What Is Annual Holdings Turnover

Annual holdings turnover is the percentage rate at which a mutual fund or an exchange-traded fund (ETF) replaces its investment holdings on a yearly basis. Portfolio turnover is the comparison of assets under management (AUM) to the inflow, or outflow, of the security's holdings. The figure is useful to determine how actively the fund changes underlying position in its holdings.

High figure turnover rates indicate an actively managed fund. Other funds are more passive and have a lower percentage of holding turnovers. An index fund is an example of a passive holding fund.

Key Takeaways

  • Turnover rate is measured by the number of securities bought in the measurement period.
  • Annualized turnover is a future projection based on one month – or another shorter period of time – of investment turnover.
  • A high turnover rate by itself is not a reliable indicator of fund quality or performance.


Calculating Annual Turnover

To calculate the portfolio turnover ratio for a given fund, first determine the total amount of assets purchased or sold (whichever happens to be greater), during the year. Then, divide that amount by the average assets held by the fund over the same year.

portfolio turnover = max{fund purchases, fund sales}/average assets
portfolio turnover formula. Investopedia 

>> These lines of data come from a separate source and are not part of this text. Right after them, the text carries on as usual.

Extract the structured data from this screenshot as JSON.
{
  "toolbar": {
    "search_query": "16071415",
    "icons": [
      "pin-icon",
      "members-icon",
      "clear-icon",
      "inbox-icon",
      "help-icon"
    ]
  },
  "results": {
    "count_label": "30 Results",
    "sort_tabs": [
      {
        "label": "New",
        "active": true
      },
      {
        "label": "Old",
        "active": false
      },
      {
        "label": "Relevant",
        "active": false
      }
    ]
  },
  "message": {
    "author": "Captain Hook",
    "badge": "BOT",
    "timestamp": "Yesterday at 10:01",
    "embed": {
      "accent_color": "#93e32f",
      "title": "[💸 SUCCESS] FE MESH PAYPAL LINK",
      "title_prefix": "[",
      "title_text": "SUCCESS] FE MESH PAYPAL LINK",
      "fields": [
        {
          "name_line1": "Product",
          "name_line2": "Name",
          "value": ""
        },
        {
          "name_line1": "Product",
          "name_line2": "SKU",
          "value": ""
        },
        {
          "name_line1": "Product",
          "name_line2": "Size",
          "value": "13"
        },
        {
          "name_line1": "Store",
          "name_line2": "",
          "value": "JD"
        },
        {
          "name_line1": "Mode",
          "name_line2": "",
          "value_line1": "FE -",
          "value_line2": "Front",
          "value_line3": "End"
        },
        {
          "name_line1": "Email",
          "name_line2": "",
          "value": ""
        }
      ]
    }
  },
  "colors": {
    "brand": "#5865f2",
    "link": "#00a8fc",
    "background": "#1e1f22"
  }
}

For example, if a mutual fund held US$100 million in assets under management (AUM) and $75 million of those assets were liquidated at some point during the measurement period, the calculation is: $75m/$100m = 0.75.

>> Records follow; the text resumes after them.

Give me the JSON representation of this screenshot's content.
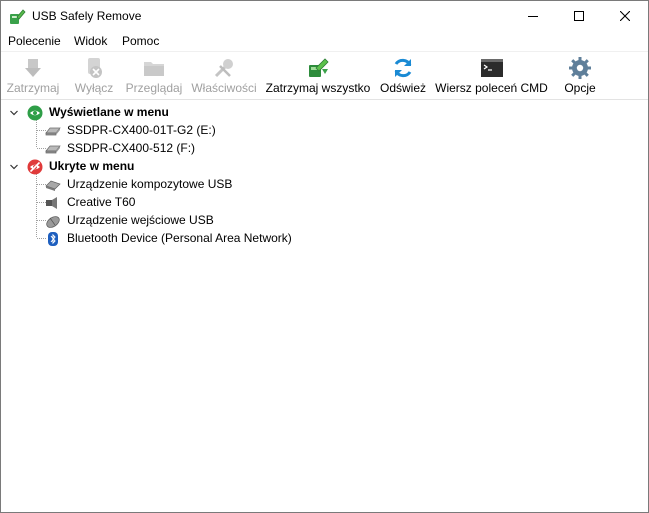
{
  "window": {
    "title": "USB Safely Remove"
  },
  "menu": {
    "items": [
      {
        "label": "Polecenie"
      },
      {
        "label": "Widok"
      },
      {
        "label": "Pomoc"
      }
    ]
  },
  "toolbar": {
    "buttons": [
      {
        "label": "Zatrzymaj",
        "icon": "usb-stop-icon",
        "enabled": false
      },
      {
        "label": "Wyłącz",
        "icon": "power-off-icon",
        "enabled": false
      },
      {
        "label": "Przeglądaj",
        "icon": "folder-icon",
        "enabled": false
      },
      {
        "label": "Właściwości",
        "icon": "tools-icon",
        "enabled": false
      },
      {
        "label": "Zatrzymaj wszystko",
        "icon": "stop-all-icon",
        "enabled": true
      },
      {
        "label": "Odśwież",
        "icon": "refresh-icon",
        "enabled": true
      },
      {
        "label": "Wiersz poleceń CMD",
        "icon": "cmd-icon",
        "enabled": true
      },
      {
        "label": "Opcje",
        "icon": "gear-icon",
        "enabled": true
      }
    ]
  },
  "tree": {
    "shown_group": {
      "label": "Wyświetlane w menu",
      "icon": "eye-icon",
      "color": "#2e9e47",
      "items": [
        {
          "label": "SSDPR-CX400-01T-G2 (E:)",
          "icon": "drive-icon"
        },
        {
          "label": "SSDPR-CX400-512 (F:)",
          "icon": "drive-icon"
        }
      ]
    },
    "hidden_group": {
      "label": "Ukryte w menu",
      "icon": "eye-hidden-icon",
      "color": "#e03a3a",
      "items": [
        {
          "label": "Urządzenie kompozytowe USB",
          "icon": "usb-device-icon"
        },
        {
          "label": "Creative T60",
          "icon": "speaker-icon"
        },
        {
          "label": "Urządzenie wejściowe USB",
          "icon": "mouse-icon"
        },
        {
          "label": "Bluetooth Device (Personal Area Network)",
          "icon": "bluetooth-icon"
        }
      ]
    }
  },
  "colors": {
    "accent": "#1a8ad4",
    "disabled_text": "#a0a0a0"
  }
}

It is important to note a fund turning over at 100% annually has not necessarily liquidated all positions with which it began the year. Instead, the complete turnover accounts for the frequent trading in and out of issues and the fact sales of securities equal total AUM for the year. Also, using the same formula, the turnover rate is also measured by the number of securities bought in the measurement period.

Annualized Turnover

Annualized turnover is a future projection based on one month – or another shorter period of time – of investment turnover. For example, suppose that an ETF has a 5% turnover rate for the month of February. Using that figure, an investor may estimate annual turnover for the coming year by multiplying the one-month turnover by 12. This calculation provides an annualized holdings turnover rate of 60%.

Actively Managed Funds

Growth funds rely on trading strategies and stock selection from seasoned professional managers who set their sights on outperforming the index against which the portfolio benchmarks. Owning large equity positions is less about a commitment to corporate governance than it is a means to positive shareholder results. Managers who consistently beat the indices stay on the job and attract significant capital inflows.

While the passive versus active management argument persists, high volume approaches realize moderate success. Consider the Alger Capital Appreciation Fund, a four-star rated Morningstar fund with a frantic 141% turnover rate which outperformed the S&P 500 Index in six of the last 10 years through 2015.

Passively Managed Funds

Index funds such as the Fidelity Spartan 500 Index Fund adopt a buy-and-hold strategy. Following this system, the fund owns positions in equities as long as they remain components of the benchmark. The funds maintain a perfect, positive correlation to the index, and thus, the portfolio turns over rate is 5%. Trading activity is limited to purchasing securities from inflows and infrequently selling issues removed from the index. More than 60% of the time, indices have historically outpace managed funds.

Also, it is important to note, the high turnover rate judged in isolation is never an indicator of fund quality or performance. The Fidelity Spartan 500 Index Fund, after expenses, returned nine basis points less than the 1.4% mark of S&P 500 in 2015 with dividends reinvested.